-- Opening Marker --

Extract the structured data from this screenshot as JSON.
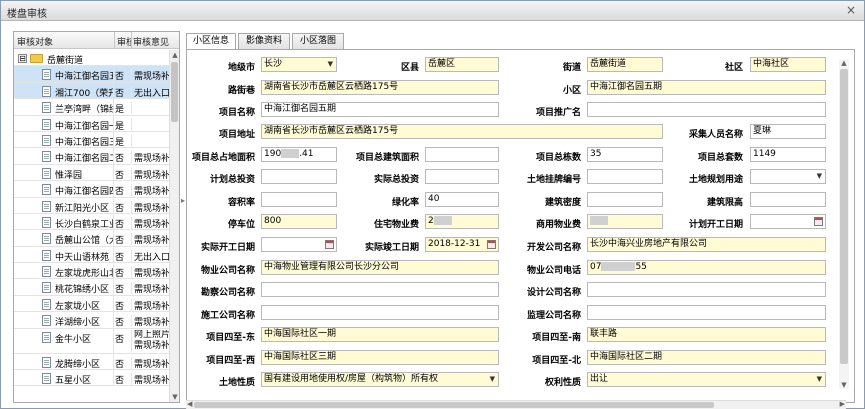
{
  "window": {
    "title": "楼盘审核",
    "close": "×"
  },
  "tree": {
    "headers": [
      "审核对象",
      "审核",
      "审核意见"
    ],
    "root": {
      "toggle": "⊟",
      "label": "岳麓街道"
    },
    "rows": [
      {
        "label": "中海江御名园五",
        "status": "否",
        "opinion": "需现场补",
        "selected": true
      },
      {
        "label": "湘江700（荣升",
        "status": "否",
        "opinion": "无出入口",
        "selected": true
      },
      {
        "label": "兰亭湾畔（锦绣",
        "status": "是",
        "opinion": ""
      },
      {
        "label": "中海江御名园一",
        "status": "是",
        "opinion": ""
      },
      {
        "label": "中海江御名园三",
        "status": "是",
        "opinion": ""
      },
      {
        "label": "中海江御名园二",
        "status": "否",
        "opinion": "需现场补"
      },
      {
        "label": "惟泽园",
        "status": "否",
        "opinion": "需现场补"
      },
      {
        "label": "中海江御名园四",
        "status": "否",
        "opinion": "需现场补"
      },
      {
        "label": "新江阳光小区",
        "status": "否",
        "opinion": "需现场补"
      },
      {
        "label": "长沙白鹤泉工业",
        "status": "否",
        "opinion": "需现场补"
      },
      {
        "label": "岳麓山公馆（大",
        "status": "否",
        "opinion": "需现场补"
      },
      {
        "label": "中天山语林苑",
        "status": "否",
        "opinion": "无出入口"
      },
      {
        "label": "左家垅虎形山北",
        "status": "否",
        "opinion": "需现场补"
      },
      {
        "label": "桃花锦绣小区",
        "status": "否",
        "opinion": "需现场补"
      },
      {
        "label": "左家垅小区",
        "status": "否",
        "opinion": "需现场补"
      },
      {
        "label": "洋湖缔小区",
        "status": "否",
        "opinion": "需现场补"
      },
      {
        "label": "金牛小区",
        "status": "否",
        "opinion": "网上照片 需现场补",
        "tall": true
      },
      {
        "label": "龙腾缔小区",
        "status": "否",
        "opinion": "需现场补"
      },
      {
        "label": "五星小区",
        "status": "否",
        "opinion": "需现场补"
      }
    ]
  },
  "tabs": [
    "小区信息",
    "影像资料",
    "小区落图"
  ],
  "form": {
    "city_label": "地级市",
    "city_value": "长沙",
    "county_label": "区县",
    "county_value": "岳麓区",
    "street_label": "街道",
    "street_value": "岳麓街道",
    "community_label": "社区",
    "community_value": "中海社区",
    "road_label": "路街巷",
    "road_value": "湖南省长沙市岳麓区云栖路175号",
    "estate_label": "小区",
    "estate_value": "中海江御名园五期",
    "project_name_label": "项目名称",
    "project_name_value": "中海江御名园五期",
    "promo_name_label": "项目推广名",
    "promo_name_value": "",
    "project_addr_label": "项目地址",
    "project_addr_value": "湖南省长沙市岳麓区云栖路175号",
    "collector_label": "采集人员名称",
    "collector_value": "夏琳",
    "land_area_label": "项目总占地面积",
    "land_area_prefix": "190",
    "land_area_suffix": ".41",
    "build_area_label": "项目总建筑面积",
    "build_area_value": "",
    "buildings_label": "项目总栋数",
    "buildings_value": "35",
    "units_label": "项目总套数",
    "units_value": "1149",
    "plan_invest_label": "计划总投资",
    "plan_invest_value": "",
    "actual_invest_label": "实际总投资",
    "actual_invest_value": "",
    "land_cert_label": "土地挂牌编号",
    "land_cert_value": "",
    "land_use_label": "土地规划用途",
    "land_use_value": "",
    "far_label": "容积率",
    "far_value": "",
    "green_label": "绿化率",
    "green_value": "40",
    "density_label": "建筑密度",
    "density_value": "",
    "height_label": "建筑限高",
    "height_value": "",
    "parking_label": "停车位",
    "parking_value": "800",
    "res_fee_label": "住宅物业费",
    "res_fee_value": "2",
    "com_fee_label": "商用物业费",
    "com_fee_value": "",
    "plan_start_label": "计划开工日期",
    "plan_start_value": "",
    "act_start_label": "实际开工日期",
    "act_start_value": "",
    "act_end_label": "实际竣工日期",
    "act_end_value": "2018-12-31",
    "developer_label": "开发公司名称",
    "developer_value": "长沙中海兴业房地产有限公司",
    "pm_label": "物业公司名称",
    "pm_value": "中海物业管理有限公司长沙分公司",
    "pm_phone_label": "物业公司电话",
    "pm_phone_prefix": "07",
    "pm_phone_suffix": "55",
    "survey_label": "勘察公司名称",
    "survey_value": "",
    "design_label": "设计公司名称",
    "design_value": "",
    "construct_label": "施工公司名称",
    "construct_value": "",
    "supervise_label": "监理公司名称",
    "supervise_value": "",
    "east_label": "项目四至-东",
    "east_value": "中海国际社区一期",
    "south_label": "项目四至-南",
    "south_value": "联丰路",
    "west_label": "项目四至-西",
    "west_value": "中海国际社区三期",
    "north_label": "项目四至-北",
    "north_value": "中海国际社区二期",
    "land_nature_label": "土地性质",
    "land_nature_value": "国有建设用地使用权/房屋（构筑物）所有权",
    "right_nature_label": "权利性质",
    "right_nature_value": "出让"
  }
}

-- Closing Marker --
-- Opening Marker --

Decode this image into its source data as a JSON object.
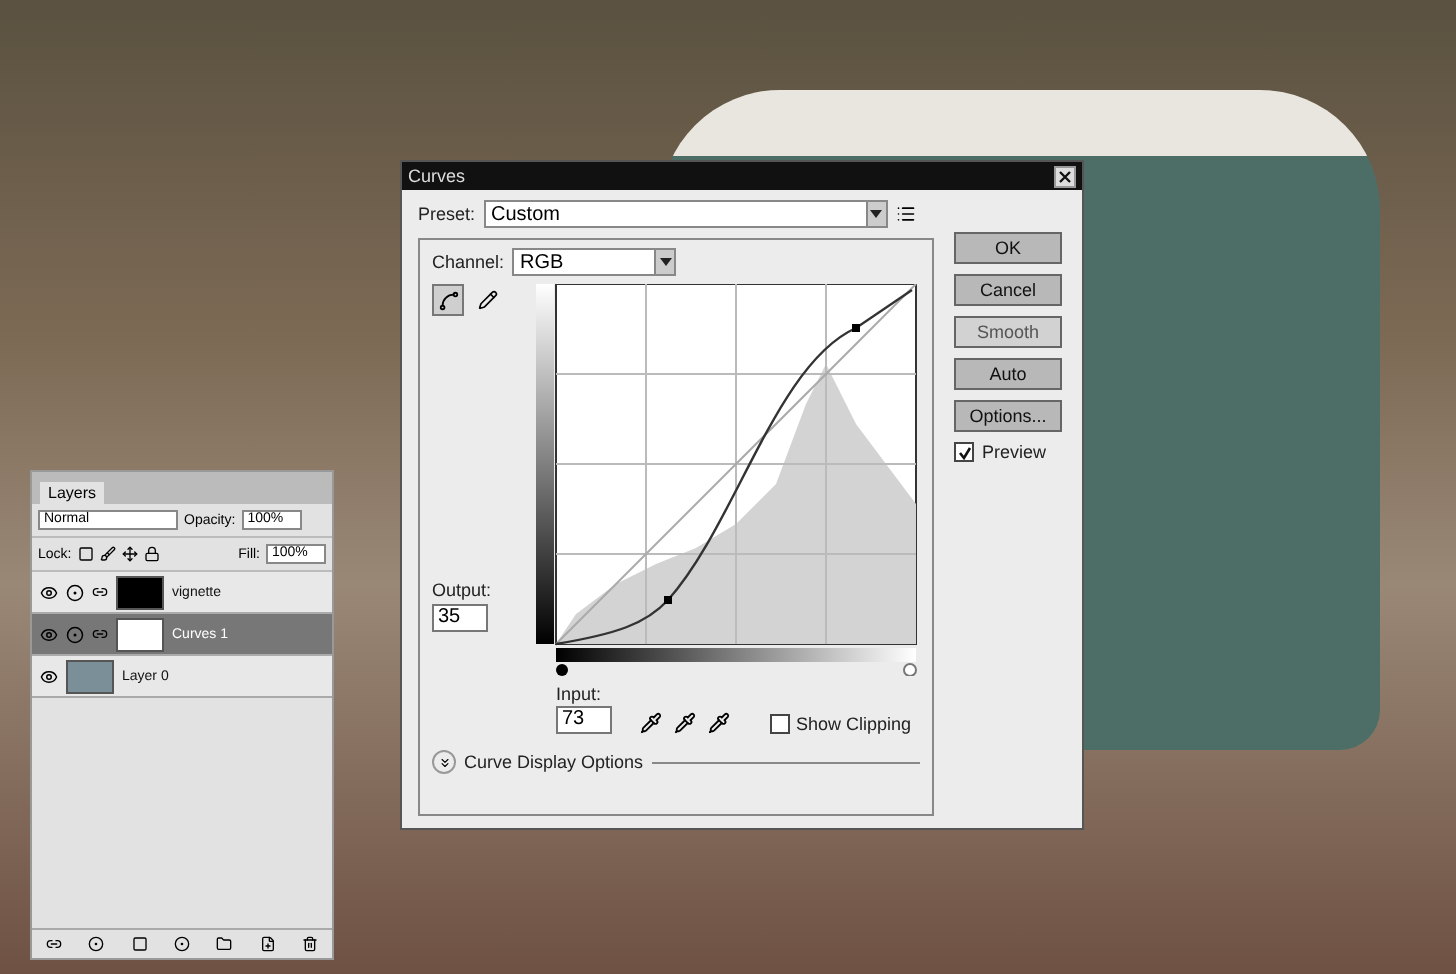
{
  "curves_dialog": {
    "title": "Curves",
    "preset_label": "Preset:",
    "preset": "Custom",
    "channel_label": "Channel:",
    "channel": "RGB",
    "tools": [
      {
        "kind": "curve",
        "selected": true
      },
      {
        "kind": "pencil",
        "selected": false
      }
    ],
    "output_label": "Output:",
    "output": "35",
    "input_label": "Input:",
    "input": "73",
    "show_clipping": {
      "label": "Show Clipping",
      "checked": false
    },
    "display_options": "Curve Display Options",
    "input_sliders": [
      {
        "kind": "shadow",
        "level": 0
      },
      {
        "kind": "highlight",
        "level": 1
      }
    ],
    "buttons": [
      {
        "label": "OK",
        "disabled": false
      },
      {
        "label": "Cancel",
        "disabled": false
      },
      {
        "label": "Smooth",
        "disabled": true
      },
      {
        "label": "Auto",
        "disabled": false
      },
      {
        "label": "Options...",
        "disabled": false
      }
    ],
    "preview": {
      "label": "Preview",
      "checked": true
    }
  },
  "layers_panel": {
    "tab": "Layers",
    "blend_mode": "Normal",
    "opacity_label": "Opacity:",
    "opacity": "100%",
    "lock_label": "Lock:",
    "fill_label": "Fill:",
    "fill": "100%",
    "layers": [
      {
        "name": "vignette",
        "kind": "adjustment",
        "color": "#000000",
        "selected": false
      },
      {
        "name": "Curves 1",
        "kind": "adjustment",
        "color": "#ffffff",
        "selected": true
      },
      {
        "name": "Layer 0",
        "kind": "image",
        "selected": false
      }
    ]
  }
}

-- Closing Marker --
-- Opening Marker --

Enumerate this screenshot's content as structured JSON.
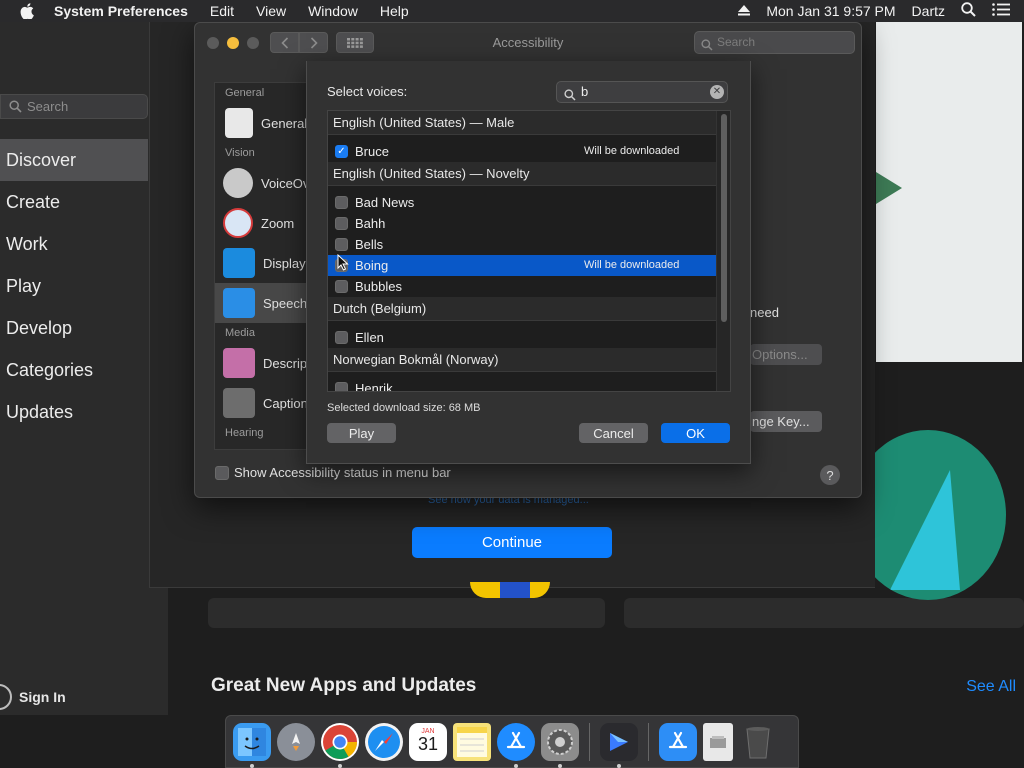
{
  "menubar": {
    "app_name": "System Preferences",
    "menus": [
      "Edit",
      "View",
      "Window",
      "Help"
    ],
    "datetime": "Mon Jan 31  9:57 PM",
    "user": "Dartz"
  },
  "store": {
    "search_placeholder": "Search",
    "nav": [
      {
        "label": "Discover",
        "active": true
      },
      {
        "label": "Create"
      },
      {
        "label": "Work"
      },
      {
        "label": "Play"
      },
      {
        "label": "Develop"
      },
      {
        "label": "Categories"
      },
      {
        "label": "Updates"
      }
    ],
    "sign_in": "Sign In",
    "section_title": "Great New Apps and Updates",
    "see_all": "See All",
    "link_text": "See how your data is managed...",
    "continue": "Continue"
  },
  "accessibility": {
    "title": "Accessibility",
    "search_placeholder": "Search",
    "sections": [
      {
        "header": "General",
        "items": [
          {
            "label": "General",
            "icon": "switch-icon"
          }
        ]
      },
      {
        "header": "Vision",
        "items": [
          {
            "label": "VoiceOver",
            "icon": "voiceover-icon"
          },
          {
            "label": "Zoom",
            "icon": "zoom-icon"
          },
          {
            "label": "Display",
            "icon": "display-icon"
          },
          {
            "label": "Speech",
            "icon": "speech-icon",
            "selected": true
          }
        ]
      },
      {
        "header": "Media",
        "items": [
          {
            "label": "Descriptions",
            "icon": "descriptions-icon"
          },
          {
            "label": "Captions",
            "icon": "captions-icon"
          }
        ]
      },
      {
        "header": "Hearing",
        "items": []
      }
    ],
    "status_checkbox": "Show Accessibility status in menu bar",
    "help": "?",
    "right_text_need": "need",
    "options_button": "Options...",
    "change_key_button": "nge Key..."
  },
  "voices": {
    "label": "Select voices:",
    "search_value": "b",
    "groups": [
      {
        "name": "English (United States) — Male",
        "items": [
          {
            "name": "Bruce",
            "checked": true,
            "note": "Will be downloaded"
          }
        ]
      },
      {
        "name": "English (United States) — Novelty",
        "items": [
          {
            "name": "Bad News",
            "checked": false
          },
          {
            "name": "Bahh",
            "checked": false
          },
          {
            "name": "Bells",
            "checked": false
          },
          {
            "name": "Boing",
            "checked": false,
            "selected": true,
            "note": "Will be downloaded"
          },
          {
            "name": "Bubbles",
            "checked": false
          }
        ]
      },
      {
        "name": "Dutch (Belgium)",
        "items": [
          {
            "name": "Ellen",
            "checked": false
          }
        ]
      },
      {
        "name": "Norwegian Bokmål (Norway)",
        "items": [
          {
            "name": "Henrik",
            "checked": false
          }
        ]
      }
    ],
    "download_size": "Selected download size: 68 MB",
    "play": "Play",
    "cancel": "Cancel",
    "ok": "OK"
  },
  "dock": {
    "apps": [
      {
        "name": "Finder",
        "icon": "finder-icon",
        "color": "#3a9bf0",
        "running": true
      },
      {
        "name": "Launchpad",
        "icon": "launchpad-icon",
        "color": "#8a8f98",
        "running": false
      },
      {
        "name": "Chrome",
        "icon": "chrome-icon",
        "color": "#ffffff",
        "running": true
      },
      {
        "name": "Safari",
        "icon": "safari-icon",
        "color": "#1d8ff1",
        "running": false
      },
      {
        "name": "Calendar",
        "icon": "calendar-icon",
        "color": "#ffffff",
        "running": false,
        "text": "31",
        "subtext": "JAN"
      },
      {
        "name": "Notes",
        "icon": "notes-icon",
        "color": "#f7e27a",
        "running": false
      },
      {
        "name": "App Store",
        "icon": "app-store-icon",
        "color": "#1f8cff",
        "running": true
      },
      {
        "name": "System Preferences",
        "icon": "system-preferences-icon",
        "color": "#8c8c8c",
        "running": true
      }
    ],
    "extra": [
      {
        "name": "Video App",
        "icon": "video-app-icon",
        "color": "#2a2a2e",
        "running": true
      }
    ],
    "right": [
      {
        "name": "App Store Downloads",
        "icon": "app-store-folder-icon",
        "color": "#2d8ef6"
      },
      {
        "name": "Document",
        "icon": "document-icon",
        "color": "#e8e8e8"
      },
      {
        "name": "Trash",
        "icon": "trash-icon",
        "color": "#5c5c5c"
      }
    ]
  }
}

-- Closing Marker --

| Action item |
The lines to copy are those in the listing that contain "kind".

| Answer |
        "kind": "curve",
        "kind": "pencil",
        "kind": "shadow",
        "kind": "highlight",
        "kind": "adjustment",
        "kind": "adjustment",
        "kind": "image",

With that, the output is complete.